I met one such veteran ayi. She’d become a laoban niang （female boss), saved up a pile of cash and even adopted a small child–a girl–whom she fawned over.
I often heard her whisper to the child, ‘You won’t have to suffer, my dear, not like I did.’
She was an equitable old soul. Her only hatred was clients who propositioned her for the girl. These she called scum and banned from ever entering her door again. In fact, from what I have been able to see, this is the main prohibition in Sauna City–no underage workers.
Although some most definitely did secure positions via forged papers (there was little that could be done if someone was resolutely determined to ‘enter Sauna City’), that was a line which was simply not crossed. And those who foolishly tried, were drummed out quickly, forever barred by the residents of Sauna City, never to return.
Sauna City’s reputation spread quickly, first around the region and then around the country and finally around the world, facilitated by online communities of those who devote some part of their soul to this pursuit. It became as famous as certain arrondisements in Bangkok, Thailand, and Angeles City, the Philippines.
Online guides grew up, maps were made, printed, passed around. Tip boards drew in steady traffic, touts offered professional guide service. Occasionally an article would appear in mainstream media–suitably sensationalist. For a nanosecond it would be a global topic, before quickly sinking beneath the global media event horizon, returning it to ‘local concern’.
Locally it was one of those open secrets that somehow remain known yet unuttered (like ‘politicians are liars’). Local residents knew of it, but couldn’t really point out which 55-story building it was out of all the similar buildings in the area. Cab drivers, of course, knew it, but wouldn’t take you there if they didn’t like your looks or you couldn’t speak the language. Local people hardly ever went there, same as how the Dutch never visit coffee shops in Amsterdam.
But all this is mere background. I have yet to do any in depth character study on a Sauna City massage worker. That is the next phase of my project. In that regard, I think I have a promising lead.

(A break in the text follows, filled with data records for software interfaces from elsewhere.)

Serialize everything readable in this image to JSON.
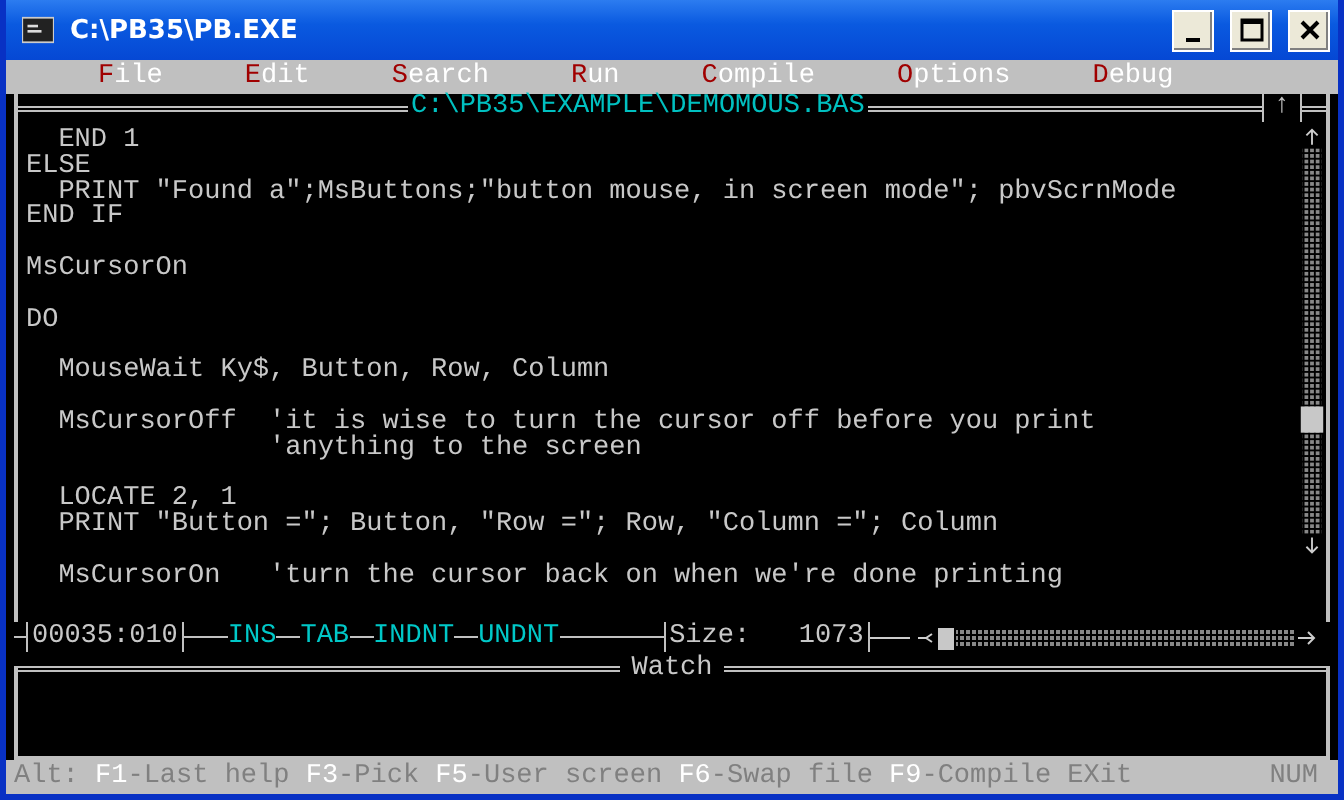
{
  "window": {
    "title": "C:\\PB35\\PB.EXE"
  },
  "menu": [
    {
      "label": "File"
    },
    {
      "label": "Edit"
    },
    {
      "label": "Search"
    },
    {
      "label": "Run"
    },
    {
      "label": "Compile"
    },
    {
      "label": "Options"
    },
    {
      "label": "Debug"
    }
  ],
  "editor": {
    "title": "C:\\PB35\\EXAMPLE\\DEMOMOUS.BAS",
    "zoom_button": "↑",
    "lines": [
      {
        "text": "  END 1",
        "gap_before": false
      },
      {
        "text": "ELSE",
        "gap_before": false
      },
      {
        "text": "  PRINT \"Found a\";MsButtons;\"button mouse, in screen mode\"; pbvScrnMode",
        "gap_before": false
      },
      {
        "text": "END IF",
        "gap_before": false
      },
      {
        "text": "MsCursorOn",
        "gap_before": true
      },
      {
        "text": "DO",
        "gap_before": true
      },
      {
        "text": "  MouseWait Ky$, Button, Row, Column",
        "gap_before": true
      },
      {
        "text": "  MsCursorOff  'it is wise to turn the cursor off before you print",
        "gap_before": true
      },
      {
        "text": "               'anything to the screen",
        "gap_before": false
      },
      {
        "text": "  LOCATE 2, 1",
        "gap_before": true
      },
      {
        "text": "  PRINT \"Button =\"; Button, \"Row =\"; Row, \"Column =\"; Column",
        "gap_before": false
      },
      {
        "text": "  MsCursorOn   'turn the cursor back on when we're done printing",
        "gap_before": true
      }
    ]
  },
  "status": {
    "position": "00035:010",
    "flags": [
      "INS",
      "TAB",
      "INDNT",
      "UNDNT"
    ],
    "size_label": "Size:",
    "size_value": "1073"
  },
  "watch": {
    "title": "Watch"
  },
  "help": {
    "prefix": "Alt:",
    "items": [
      {
        "key": "F1",
        "text": "-Last help"
      },
      {
        "key": "F3",
        "text": "-Pick"
      },
      {
        "key": "F5",
        "text": "-User screen"
      },
      {
        "key": "F6",
        "text": "-Swap file"
      },
      {
        "key": "F9",
        "text": "-Compile EXit"
      }
    ],
    "indicator": "NUM"
  }
}
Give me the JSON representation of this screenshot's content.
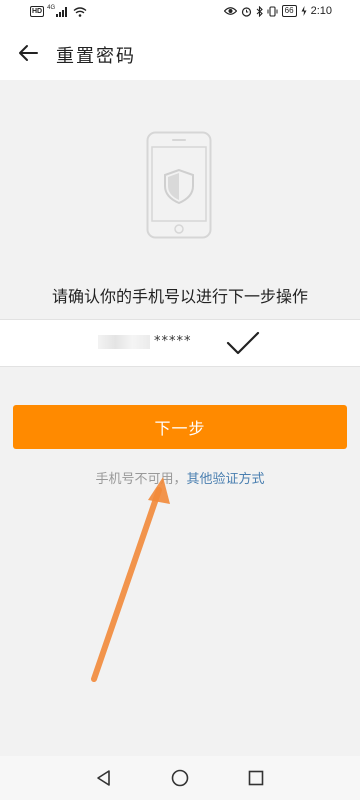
{
  "status_bar": {
    "hd": "HD",
    "network": "4G",
    "battery": "66",
    "time": "2:10"
  },
  "header": {
    "title": "重置密码",
    "back_icon": "arrow-left-icon"
  },
  "main": {
    "illustration_icon": "phone-shield-icon",
    "prompt": "请确认你的手机号以进行下一步操作",
    "phone_masked": "*****",
    "selected_icon": "checkmark-icon",
    "next_label": "下一步",
    "alt_prefix": "手机号不可用，",
    "alt_link": "其他验证方式"
  },
  "nav_bar": {
    "back": "triangle-back-icon",
    "home": "circle-home-icon",
    "recents": "square-recents-icon"
  },
  "colors": {
    "accent": "#ff8a00",
    "link": "#4a7fb0",
    "background": "#f2f2f2",
    "annotation_arrow": "#f28a3a"
  }
}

We shall soon see.”
Here the notes end. I can only imagine that the “promising lead” led to a dead-end, or worse. In any event, this write up seems to be a synopsis of much larger body of notes which I could not find even after thoroughly dismantling my friend’s Beijing apartment.
With the manuscript was a note, hand-written, which said simply: “If you don’t hear from me in a month, go public with it.”
Today marks exactly one month.